    for previous discussion on whether providing a workaround is illegal.


  • @xaade said:

    Reality: Good and bad companies, good and bad governments. inherently assuming one is always better than the other is a religion.

    Both a company and a government is neutral. It is the people who run it who actually have a good/bad behaviour. That is why I do not trust companies or governments with my personal information.
    What is good now can turn bad very quickly.



  • There are two Tek scopes there that look identical, except one is on the shelf upside down. Might be something to do with needing to debug interconnected Northern and Southern hemisphere gear.



  • Also are those 7 identical multi-meters?

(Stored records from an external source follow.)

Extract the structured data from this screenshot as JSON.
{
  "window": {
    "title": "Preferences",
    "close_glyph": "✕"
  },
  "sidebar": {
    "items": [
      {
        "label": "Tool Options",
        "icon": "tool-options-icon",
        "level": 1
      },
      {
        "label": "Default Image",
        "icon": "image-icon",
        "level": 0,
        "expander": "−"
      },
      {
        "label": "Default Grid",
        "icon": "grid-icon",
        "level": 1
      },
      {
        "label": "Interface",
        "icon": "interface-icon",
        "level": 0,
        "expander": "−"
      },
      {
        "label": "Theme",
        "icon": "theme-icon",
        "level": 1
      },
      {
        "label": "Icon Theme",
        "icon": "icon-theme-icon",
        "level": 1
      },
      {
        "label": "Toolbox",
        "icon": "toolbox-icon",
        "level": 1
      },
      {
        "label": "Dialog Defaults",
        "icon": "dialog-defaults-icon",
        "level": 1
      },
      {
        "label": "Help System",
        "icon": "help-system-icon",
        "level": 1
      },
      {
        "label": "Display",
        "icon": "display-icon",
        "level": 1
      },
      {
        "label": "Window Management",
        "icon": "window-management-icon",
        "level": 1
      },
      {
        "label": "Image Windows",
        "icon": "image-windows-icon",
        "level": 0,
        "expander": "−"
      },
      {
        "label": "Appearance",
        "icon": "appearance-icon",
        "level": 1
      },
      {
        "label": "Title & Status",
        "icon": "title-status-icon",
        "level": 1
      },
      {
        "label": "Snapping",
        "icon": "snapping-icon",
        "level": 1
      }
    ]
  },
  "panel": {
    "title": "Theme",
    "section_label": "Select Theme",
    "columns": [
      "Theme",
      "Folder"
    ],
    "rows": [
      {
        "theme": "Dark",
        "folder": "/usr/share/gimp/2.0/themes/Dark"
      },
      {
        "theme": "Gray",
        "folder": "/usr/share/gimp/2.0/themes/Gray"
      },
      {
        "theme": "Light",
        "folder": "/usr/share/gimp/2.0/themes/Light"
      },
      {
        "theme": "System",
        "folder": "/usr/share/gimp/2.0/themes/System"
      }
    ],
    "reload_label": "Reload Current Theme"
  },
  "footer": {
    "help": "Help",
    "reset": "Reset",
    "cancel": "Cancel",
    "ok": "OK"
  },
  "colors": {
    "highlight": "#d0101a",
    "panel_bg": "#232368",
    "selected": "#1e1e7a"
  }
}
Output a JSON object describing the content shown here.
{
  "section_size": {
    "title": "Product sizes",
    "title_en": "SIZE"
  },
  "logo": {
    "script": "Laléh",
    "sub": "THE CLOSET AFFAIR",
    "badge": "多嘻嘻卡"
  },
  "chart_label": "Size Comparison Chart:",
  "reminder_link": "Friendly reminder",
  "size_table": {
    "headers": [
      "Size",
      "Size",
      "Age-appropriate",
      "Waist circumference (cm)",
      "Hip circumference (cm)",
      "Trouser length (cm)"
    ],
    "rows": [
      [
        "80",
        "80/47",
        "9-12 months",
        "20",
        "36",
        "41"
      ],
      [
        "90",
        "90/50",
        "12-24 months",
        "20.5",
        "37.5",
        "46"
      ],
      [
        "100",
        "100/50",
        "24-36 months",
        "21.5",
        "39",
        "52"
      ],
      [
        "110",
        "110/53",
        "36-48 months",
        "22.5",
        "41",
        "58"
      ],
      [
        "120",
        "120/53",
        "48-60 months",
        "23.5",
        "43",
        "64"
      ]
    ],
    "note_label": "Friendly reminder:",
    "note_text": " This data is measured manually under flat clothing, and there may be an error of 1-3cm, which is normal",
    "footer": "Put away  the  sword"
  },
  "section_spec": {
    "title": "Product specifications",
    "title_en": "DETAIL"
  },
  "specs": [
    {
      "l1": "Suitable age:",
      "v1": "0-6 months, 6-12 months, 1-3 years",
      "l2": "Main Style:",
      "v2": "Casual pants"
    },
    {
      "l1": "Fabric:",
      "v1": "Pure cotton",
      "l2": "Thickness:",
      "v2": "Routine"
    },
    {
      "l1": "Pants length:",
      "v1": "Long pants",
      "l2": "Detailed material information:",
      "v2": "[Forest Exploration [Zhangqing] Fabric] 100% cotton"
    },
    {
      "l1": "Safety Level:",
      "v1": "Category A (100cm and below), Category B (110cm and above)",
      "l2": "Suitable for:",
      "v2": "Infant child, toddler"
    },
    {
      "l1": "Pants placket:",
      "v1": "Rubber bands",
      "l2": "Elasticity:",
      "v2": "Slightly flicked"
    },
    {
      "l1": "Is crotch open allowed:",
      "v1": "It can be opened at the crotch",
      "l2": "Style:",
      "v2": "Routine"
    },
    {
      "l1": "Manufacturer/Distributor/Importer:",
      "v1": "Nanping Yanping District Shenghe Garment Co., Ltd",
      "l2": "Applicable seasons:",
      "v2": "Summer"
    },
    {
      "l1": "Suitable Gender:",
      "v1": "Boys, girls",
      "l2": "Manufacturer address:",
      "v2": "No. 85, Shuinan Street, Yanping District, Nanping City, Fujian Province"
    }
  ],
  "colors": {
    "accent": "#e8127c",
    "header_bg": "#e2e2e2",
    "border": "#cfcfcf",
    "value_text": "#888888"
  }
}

Is this guy a science teacher or something?



  • @LaoC said:

    You do know that a precondiftion of the classless society envisioned by Marx is the "withering away" of the state, don't you?

    I wonder how he meant for that to happen, when he also said you had to get rid of religion so people would put their faith in government instead.

    Unless he meant that government would be indistinguishable from the people.

    And if that's the case.... well, get in line... everyone wants to make that claim.



  • @Dlareg said:

    Is this guy a science teacher or something?



  • @xaade said:

    I wonder how he meant for that to happen, when he also said you had to get rid of religion so people would put their faith in government instead.

    Where is he supposed to have said that? This sounds very different:

    Religious suffering is, at one and the same time, the expression of real suffering and a protest against real suffering. Religion is the sigh of the oppressed creature, the heart of a heartless world, and the soul of soulless conditions. It is the opium of the people.

    The abolition of religion as the illusory happiness of the people is the demand for their real happiness. To call on them to give up their illusions about their condition is to call on them to give up a condition that requires illusions. The criticism of religion is, therefore, in embryo, the criticism of that vale of tears of which religion is the halo.


  • Winner of the 2016 Presidential Election

    I think this thread needs a kitten.

    Prefect!


Log in to reply
 

Looks like your connection to What the Daily WTF? was lost, please wait while we try to reconnect.